[[ Provided records open ]]

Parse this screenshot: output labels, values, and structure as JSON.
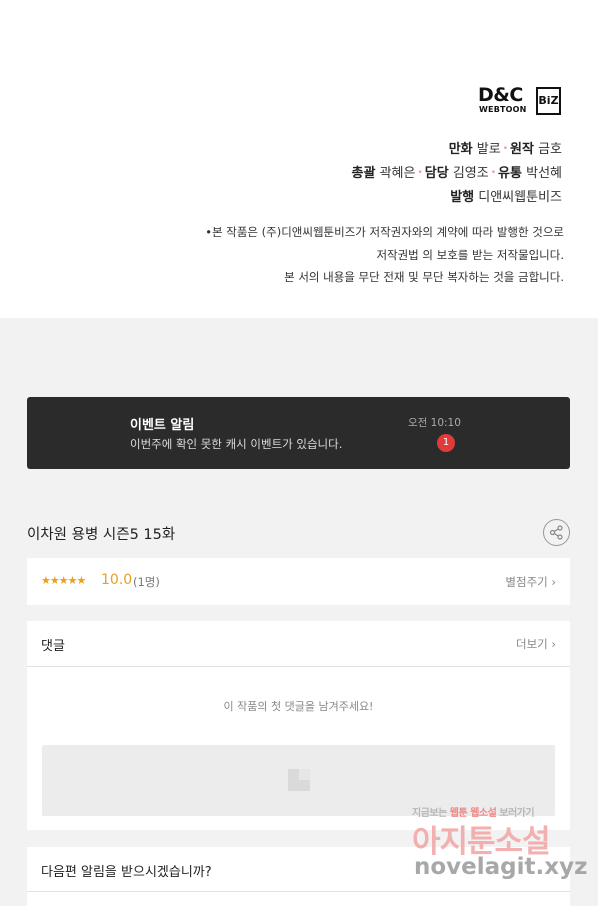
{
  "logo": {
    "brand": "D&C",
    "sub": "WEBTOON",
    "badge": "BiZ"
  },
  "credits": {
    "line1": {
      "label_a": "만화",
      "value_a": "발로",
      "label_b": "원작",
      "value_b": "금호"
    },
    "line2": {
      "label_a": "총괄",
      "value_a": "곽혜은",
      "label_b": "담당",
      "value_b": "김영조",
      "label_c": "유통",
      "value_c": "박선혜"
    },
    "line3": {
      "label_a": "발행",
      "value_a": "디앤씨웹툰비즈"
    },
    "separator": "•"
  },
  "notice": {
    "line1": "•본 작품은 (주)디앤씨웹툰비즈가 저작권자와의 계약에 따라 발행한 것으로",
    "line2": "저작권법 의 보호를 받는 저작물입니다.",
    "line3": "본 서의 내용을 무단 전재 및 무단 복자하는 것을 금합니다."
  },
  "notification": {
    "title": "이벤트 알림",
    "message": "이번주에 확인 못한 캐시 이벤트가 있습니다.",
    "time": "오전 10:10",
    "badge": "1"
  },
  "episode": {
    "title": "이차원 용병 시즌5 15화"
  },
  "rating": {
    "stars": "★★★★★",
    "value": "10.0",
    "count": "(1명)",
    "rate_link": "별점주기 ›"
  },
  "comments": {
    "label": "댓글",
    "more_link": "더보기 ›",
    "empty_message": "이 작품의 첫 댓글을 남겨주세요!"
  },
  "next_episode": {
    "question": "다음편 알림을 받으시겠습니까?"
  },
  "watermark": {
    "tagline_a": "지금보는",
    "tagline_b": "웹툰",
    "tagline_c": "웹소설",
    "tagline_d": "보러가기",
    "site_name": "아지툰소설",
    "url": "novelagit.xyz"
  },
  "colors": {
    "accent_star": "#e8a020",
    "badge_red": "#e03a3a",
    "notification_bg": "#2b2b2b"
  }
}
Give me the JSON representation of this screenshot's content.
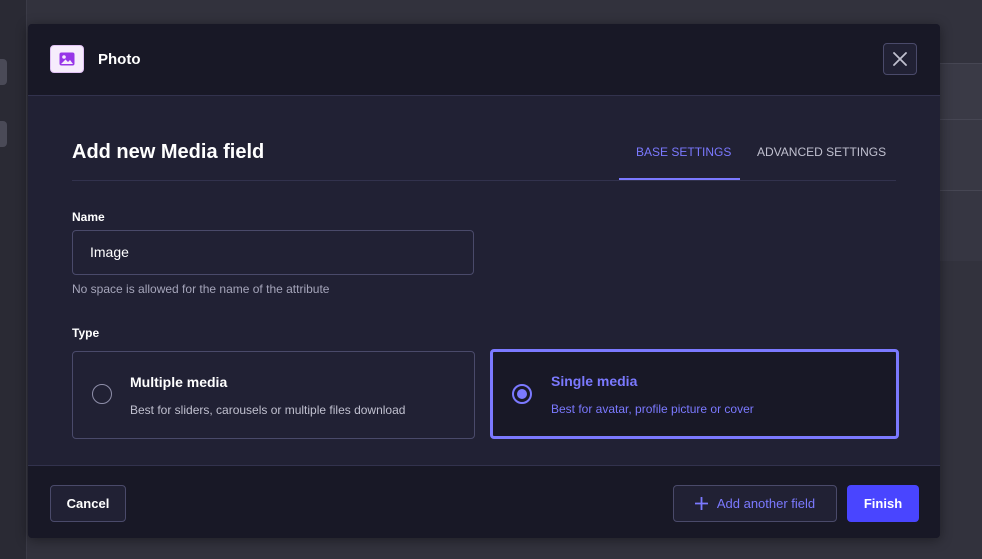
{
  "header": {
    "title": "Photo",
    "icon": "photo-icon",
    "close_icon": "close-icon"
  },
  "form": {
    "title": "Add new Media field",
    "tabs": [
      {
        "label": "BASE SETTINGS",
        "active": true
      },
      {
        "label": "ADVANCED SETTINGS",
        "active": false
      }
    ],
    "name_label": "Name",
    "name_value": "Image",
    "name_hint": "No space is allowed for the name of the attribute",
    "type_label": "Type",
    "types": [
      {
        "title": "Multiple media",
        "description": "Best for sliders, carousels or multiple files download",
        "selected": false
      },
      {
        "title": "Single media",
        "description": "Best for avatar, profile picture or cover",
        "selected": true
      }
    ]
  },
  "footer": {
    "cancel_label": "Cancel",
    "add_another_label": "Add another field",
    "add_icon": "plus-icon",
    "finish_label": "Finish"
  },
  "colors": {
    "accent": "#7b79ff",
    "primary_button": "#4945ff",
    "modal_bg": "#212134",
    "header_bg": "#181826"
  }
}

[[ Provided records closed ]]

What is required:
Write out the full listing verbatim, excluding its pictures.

Reply to the exercise:
Parse this screenshot: output labels, values, and structure as JSON.
{
  "logo": {
    "brand": "D&C",
    "sub": "WEBTOON",
    "badge": "BiZ"
  },
  "credits": {
    "line1": {
      "label_a": "만화",
      "value_a": "발로",
      "label_b": "원작",
      "value_b": "금호"
    },
    "line2": {
      "label_a": "총괄",
      "value_a": "곽혜은",
      "label_b": "담당",
      "value_b": "김영조",
      "label_c": "유통",
      "value_c": "박선혜"
    },
    "line3": {
      "label_a": "발행",
      "value_a": "디앤씨웹툰비즈"
    },
    "separator": "•"
  },
  "notice": {
    "line1": "•본 작품은 (주)디앤씨웹툰비즈가 저작권자와의 계약에 따라 발행한 것으로",
    "line2": "저작권법 의 보호를 받는 저작물입니다.",
    "line3": "본 서의 내용을 무단 전재 및 무단 복자하는 것을 금합니다."
  },
  "notification": {
    "title": "이벤트 알림",
    "message": "이번주에 확인 못한 캐시 이벤트가 있습니다.",
    "time": "오전 10:10",
    "badge": "1"
  },
  "episode": {
    "title": "이차원 용병 시즌5 15화"
  },
  "rating": {
    "stars": "★★★★★",
    "value": "10.0",
    "count": "(1명)",
    "rate_link": "별점주기 ›"
  },
  "comments": {
    "label": "댓글",
    "more_link": "더보기 ›",
    "empty_message": "이 작품의 첫 댓글을 남겨주세요!"
  },
  "next_episode": {
    "question": "다음편 알림을 받으시겠습니까?"
  },
  "watermark": {
    "tagline_a": "지금보는",
    "tagline_b": "웹툰",
    "tagline_c": "웹소설",
    "tagline_d": "보러가기",
    "site_name": "아지툰소설",
    "url": "novelagit.xyz"
  },
  "colors": {
    "accent_star": "#e8a020",
    "badge_red": "#e03a3a",
    "notification_bg": "#2b2b2b"
  }
}
Give me the JSON representation of this screenshot's content.
{
  "header": {
    "title": "Photo",
    "icon": "photo-icon",
    "close_icon": "close-icon"
  },
  "form": {
    "title": "Add new Media field",
    "tabs": [
      {
        "label": "BASE SETTINGS",
        "active": true
      },
      {
        "label": "ADVANCED SETTINGS",
        "active": false
      }
    ],
    "name_label": "Name",
    "name_value": "Image",
    "name_hint": "No space is allowed for the name of the attribute",
    "type_label": "Type",
    "types": [
      {
        "title": "Multiple media",
        "description": "Best for sliders, carousels or multiple files download",
        "selected": false
      },
      {
        "title": "Single media",
        "description": "Best for avatar, profile picture or cover",
        "selected": true
      }
    ]
  },
  "footer": {
    "cancel_label": "Cancel",
    "add_another_label": "Add another field",
    "add_icon": "plus-icon",
    "finish_label": "Finish"
  },
  "colors": {
    "accent": "#7b79ff",
    "primary_button": "#4945ff",
    "modal_bg": "#212134",
    "header_bg": "#181826"
  }
}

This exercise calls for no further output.